All in, there's never really any good reason not to use parameterized statements. Even people who argue against using them "because the sql is dynamic" - you can surely build a parameterized SQL string and populate a parameters collection in a loop just as well as you can concatenate strings together..
If you're looking for a way to make your SQL more performant you'll need to post more about the contents of the SQL in your example. If it is inserting a single char into a single column a million times then undoubtedly using one parameterized query where you write the SQL, add the parameter, Execute the query, then (change the parameter value and re-execute) a further 999999 times will undoubtedly be faster than setting the SqlCommandText a million times and upon every execute, sending the text to the server again. You'd probably never get the server to accept a 30+ megabyte string containing a million concatenated "insert into a(a) values('a');" statements which is the ridiculous extreme equivalent of the original question's string concat sql1 + sql2 ... + sql1000000
To solve the problem being queried (rather than answer the question being asked) use either parameterized queries, build the query and param collection once, change the parameter values however N number of times needed.. OR.. if your operation is truly bulk, use the classes optimized for that (e.g. SqlBulkCopy)
If your sql1, 2 and 3 are all different types of operation, prepare 3 statements, and change and execute them the number of times necessary in the client.

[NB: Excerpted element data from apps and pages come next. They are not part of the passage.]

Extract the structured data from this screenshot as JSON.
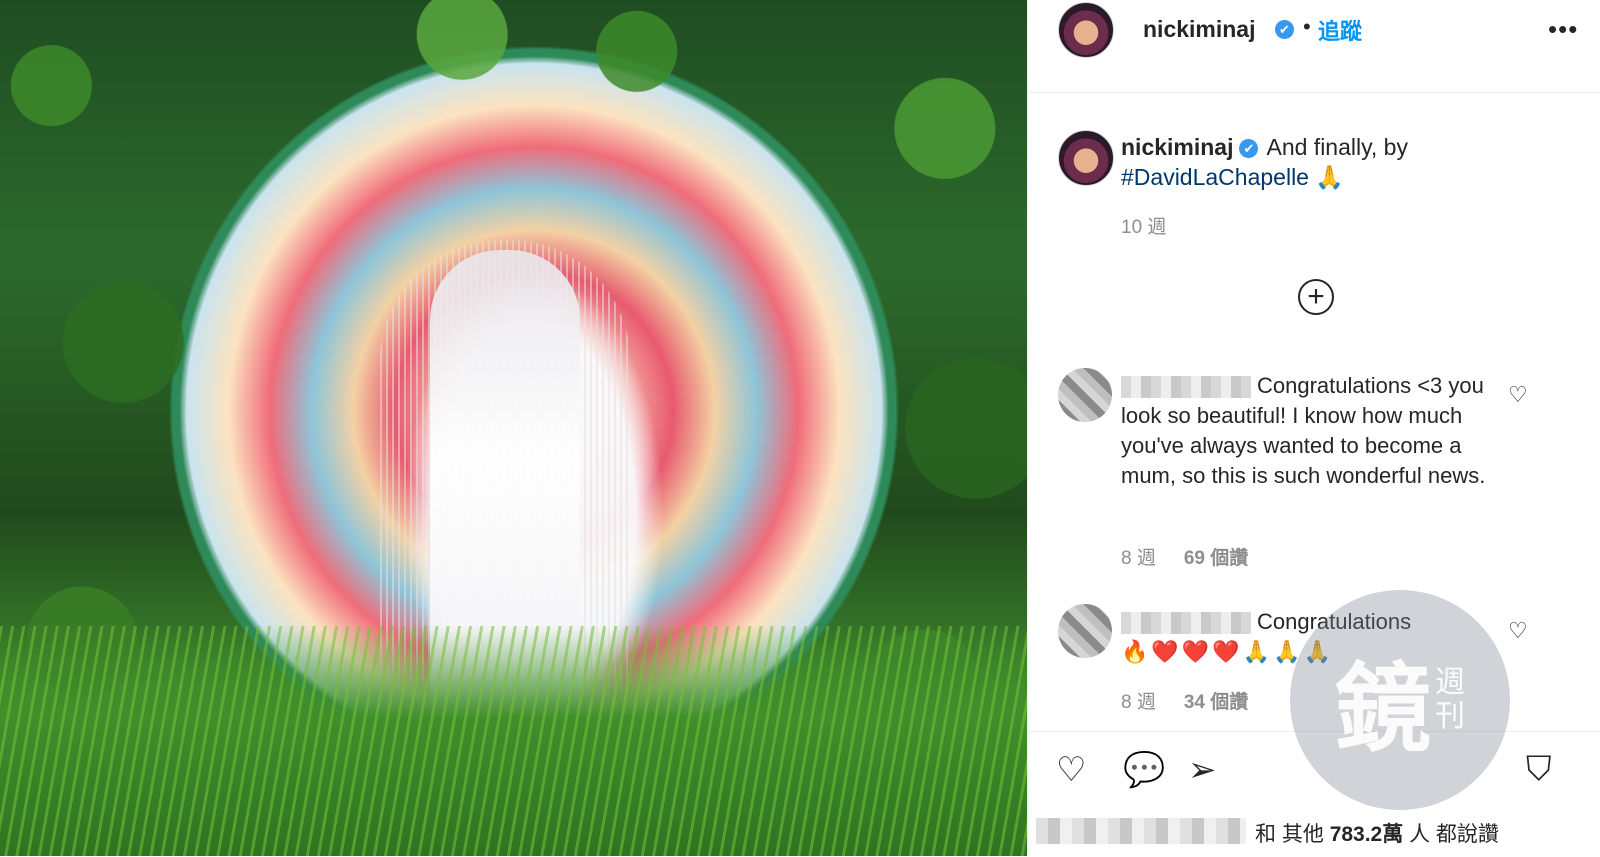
{
  "header": {
    "username": "nickiminaj",
    "verified_mark": "✔",
    "separator": "•",
    "follow_label": "追蹤",
    "more_label": "•••"
  },
  "caption": {
    "username": "nickiminaj",
    "verified_mark": "✔",
    "text": "And finally, by",
    "hashtag": "#DavidLaChapelle",
    "emoji": "🙏",
    "age": "10 週"
  },
  "load_more_label": "+",
  "comments": [
    {
      "text": "Congratulations <3 you look so beautiful! I know how much you've always wanted to become a mum, so this is such wonderful news.",
      "age": "8 週",
      "likes": "69 個讚",
      "heart_icon": "♡"
    },
    {
      "text": "Congratulations",
      "emojis": [
        "🔥",
        "❤️",
        "❤️",
        "❤️",
        "🙏",
        "🙏",
        "🙏"
      ],
      "age": "8 週",
      "likes": "34 個讚",
      "heart_icon": "♡"
    }
  ],
  "actions": {
    "like_icon": "♡",
    "comment_icon": "💬",
    "share_icon": "➢",
    "save_icon": "⛉"
  },
  "likes_summary": {
    "prefix": "和 其他",
    "count": "783.2萬",
    "suffix": "人 都說讚"
  },
  "watermark": {
    "main": "鏡",
    "small": [
      "週",
      "刊"
    ]
  }
}
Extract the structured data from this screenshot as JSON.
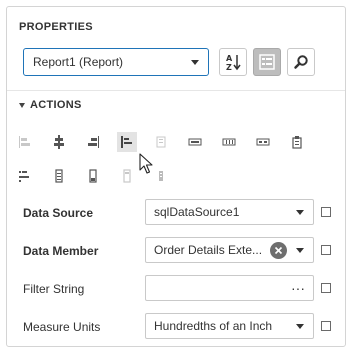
{
  "properties": {
    "title": "PROPERTIES",
    "selected_component": "Report1 (Report)",
    "toolbar": {
      "sort_icon": "sort-alphabetical-icon",
      "categories_icon": "categorized-icon",
      "search_icon": "search-icon"
    }
  },
  "actions": {
    "title": "ACTIONS",
    "row1_icons": [
      "align-left-edges-icon",
      "align-centers-icon",
      "align-right-edges-icon",
      "align-to-grid-icon",
      "size-to-grid-icon",
      "make-same-width-icon",
      "make-same-height-icon",
      "make-same-size-icon",
      "center-horizontally-icon"
    ],
    "row2_icons": [
      "align-tops-icon",
      "align-middles-icon",
      "align-bottoms-icon",
      "bring-to-front-icon",
      "send-to-back-icon"
    ]
  },
  "rows": [
    {
      "label": "Data Source",
      "value": "sqlDataSource1",
      "bold": true
    },
    {
      "label": "Data Member",
      "value": "Order Details Exte...",
      "bold": true
    },
    {
      "label": "Filter String",
      "value": "",
      "bold": false
    },
    {
      "label": "Measure Units",
      "value": "Hundredths of an Inch",
      "bold": false
    }
  ],
  "colors": {
    "accent": "#1f74b8",
    "active_button": "#bdbdbd",
    "disabled_icon": "#c8c8c8"
  }
}
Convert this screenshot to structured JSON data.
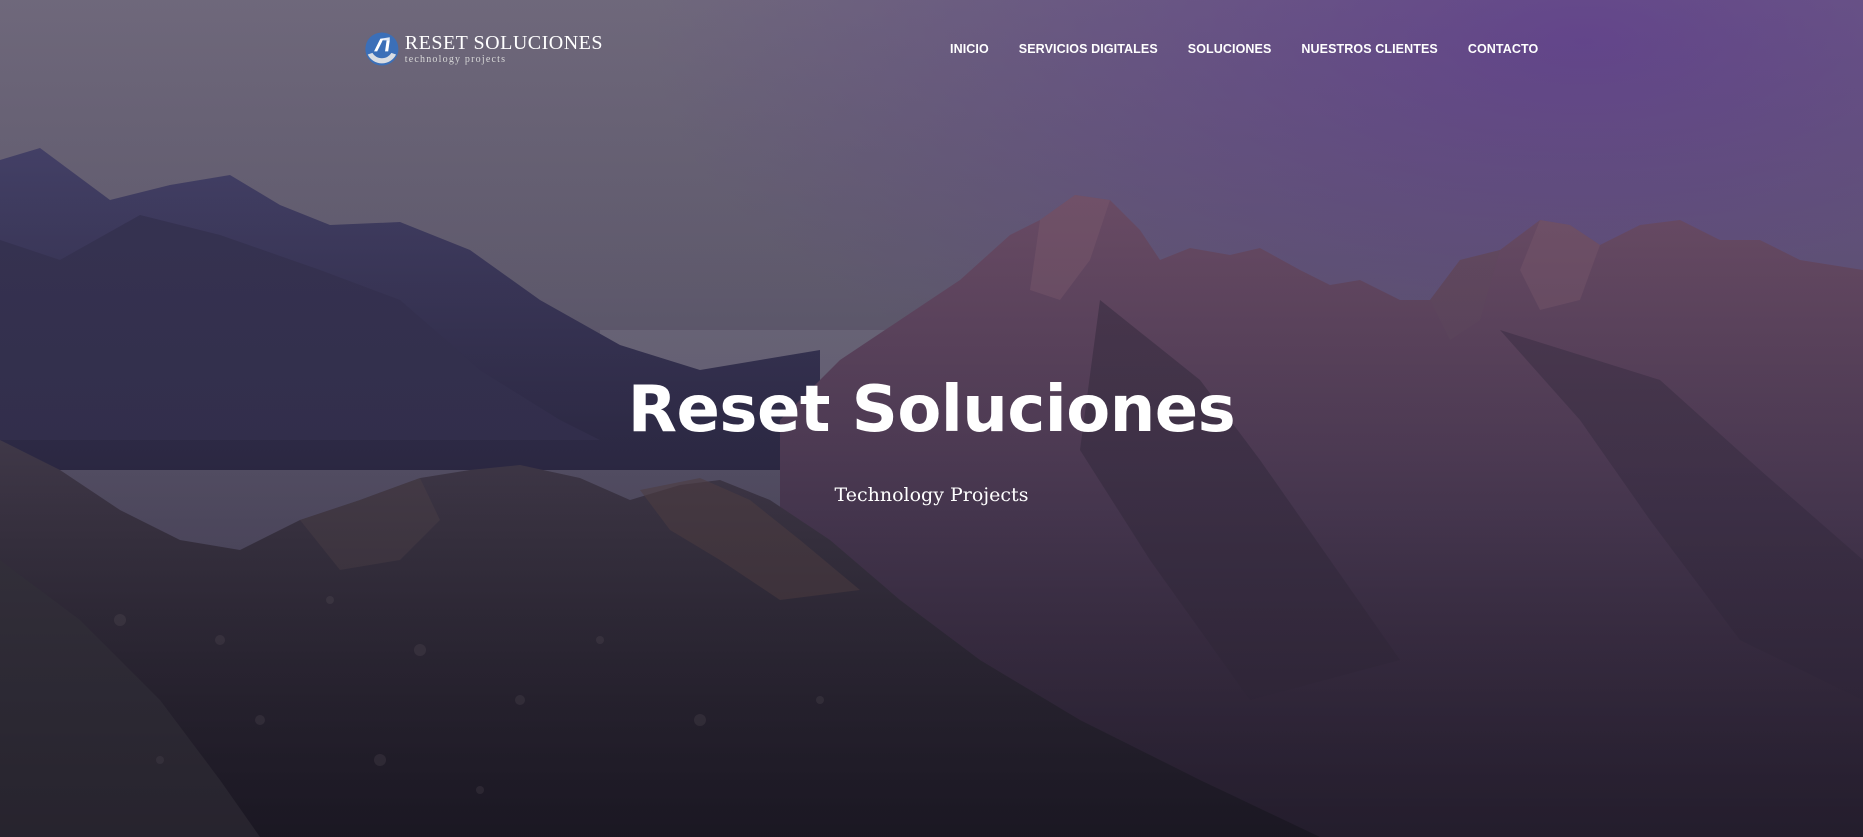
{
  "header": {
    "logo": {
      "name": "RESET SOLUCIONES",
      "tagline": "technology projects",
      "icon": "reset-logo-icon"
    },
    "nav": {
      "items": [
        {
          "label": "INICIO"
        },
        {
          "label": "SERVICIOS DIGITALES"
        },
        {
          "label": "SOLUCIONES"
        },
        {
          "label": "NUESTROS CLIENTES"
        },
        {
          "label": "CONTACTO"
        }
      ]
    }
  },
  "hero": {
    "title": "Reset Soluciones",
    "subtitle": "Technology Projects",
    "background": "mountain-landscape-image"
  },
  "colors": {
    "text": "#ffffff",
    "sky_top": "#7d7588",
    "sky_purple": "#5a4a8a",
    "mountain_dark": "#2c2636",
    "mountain_mauve": "#6a4e66"
  }
}
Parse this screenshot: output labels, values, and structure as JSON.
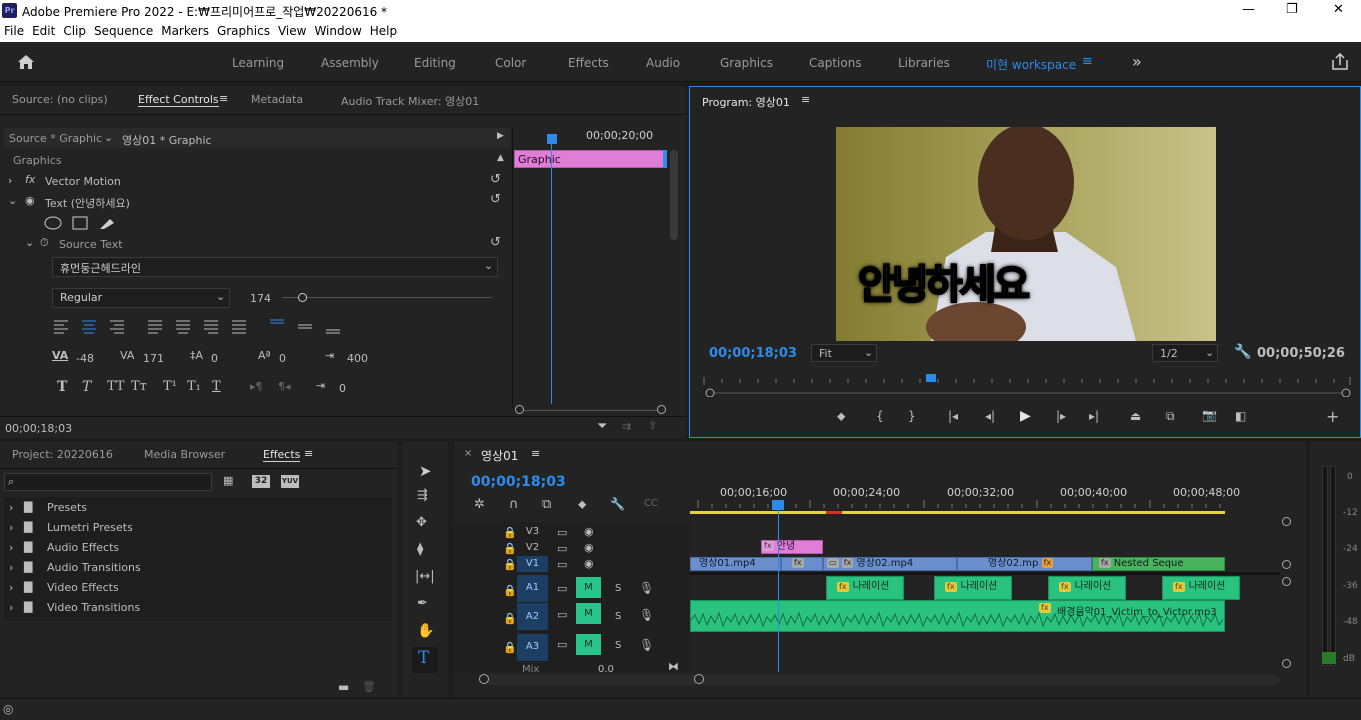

The only time you'd really look to use multiple statements per SqlCommandText is for stuff like "INSERT INTO... SELECT SCOPE_IDENTITY()" to retrieve the calculated values such as autonumbers